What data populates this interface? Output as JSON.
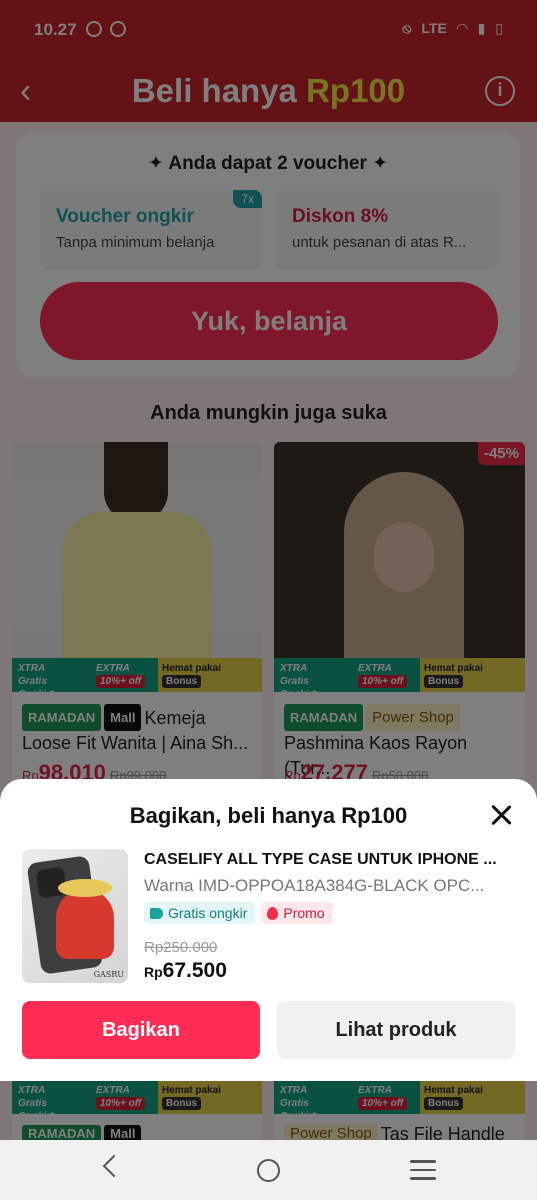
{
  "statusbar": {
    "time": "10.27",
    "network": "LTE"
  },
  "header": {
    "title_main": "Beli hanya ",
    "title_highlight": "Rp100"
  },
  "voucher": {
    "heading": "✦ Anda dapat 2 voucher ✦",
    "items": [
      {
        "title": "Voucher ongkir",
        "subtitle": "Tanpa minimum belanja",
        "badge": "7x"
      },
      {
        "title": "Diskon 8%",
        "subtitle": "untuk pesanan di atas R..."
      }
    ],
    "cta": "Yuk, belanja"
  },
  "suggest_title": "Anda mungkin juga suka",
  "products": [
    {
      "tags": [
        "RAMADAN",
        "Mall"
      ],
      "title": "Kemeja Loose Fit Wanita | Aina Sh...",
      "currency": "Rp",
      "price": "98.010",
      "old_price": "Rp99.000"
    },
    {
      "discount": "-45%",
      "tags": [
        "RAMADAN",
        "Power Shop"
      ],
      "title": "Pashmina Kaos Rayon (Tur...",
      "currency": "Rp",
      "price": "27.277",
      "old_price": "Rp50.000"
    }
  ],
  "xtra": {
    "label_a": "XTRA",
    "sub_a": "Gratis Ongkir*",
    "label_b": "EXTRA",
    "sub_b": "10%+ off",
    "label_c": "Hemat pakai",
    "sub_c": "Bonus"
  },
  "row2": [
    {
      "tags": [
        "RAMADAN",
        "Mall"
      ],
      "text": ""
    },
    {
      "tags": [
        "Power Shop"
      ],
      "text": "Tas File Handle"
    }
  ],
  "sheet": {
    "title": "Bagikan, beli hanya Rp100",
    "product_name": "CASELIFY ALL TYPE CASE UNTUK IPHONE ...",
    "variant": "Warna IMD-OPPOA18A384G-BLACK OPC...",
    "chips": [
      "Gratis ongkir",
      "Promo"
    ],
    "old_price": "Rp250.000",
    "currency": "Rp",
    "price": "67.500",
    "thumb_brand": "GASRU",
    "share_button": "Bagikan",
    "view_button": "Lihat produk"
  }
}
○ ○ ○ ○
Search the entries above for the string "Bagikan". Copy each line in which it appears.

### [Answer area]
    "title": "Bagikan, beli hanya Rp100",
    "share_button": "Bagikan",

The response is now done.